» What is being asked
What you return must be every line below that includes the word "Навального".

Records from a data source
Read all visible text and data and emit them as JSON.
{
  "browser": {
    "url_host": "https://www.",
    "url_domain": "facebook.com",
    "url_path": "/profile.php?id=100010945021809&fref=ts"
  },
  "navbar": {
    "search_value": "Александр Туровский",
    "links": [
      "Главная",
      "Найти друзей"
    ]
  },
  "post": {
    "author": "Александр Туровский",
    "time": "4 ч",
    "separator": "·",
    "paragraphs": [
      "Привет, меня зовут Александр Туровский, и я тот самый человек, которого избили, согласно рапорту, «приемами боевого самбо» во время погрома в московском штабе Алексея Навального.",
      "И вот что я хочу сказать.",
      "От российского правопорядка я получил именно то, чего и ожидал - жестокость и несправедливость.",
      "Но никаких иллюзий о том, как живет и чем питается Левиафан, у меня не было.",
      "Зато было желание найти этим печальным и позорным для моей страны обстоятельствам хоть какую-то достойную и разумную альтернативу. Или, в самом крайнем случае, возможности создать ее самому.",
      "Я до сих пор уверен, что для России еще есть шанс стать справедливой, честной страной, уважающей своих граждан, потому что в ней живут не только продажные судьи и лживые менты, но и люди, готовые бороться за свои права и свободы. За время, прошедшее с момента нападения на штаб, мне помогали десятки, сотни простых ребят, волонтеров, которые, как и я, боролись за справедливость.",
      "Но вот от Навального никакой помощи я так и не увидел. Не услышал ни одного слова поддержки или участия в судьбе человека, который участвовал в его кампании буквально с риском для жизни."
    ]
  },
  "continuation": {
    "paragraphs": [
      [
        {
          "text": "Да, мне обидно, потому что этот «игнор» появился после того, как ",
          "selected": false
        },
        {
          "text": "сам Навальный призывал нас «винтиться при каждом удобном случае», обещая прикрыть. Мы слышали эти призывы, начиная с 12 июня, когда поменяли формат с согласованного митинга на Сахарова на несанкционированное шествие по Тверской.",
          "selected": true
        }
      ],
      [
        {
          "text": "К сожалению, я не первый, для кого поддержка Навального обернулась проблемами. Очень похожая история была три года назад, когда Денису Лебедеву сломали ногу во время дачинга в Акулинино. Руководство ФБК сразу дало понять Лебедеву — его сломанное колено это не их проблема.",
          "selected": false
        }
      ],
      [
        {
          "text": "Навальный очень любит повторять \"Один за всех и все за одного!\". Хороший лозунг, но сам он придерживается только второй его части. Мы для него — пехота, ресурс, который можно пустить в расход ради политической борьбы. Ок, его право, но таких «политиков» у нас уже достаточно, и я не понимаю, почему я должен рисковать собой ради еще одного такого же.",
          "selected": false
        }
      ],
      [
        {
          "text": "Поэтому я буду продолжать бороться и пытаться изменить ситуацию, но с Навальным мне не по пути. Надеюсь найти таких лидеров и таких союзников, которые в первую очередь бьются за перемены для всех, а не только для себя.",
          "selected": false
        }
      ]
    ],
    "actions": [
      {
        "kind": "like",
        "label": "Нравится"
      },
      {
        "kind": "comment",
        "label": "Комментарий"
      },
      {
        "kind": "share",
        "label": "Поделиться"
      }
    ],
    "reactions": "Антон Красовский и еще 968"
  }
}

» Response area
      "Привет, меня зовут Александр Туровский, и я тот самый человек, которого избили, согласно рапорту, «приемами боевого самбо» во время погрома в московском штабе Алексея Навального.",
      "Но вот от Навального никакой помощи я так и не увидел. Не услышал ни одного слова поддержки или участия в судьбе человека, который участвовал в его кампании буквально с риском для жизни."
          "text": "К сожалению, я не первый, для кого поддержка Навального обернулась проблемами. Очень похожая история была три года назад, когда Денису Лебедеву сломали ногу во время дачинга в Акулинино. Руководство ФБК сразу дало понять Лебедеву — его сломанное колено это не их проблема.",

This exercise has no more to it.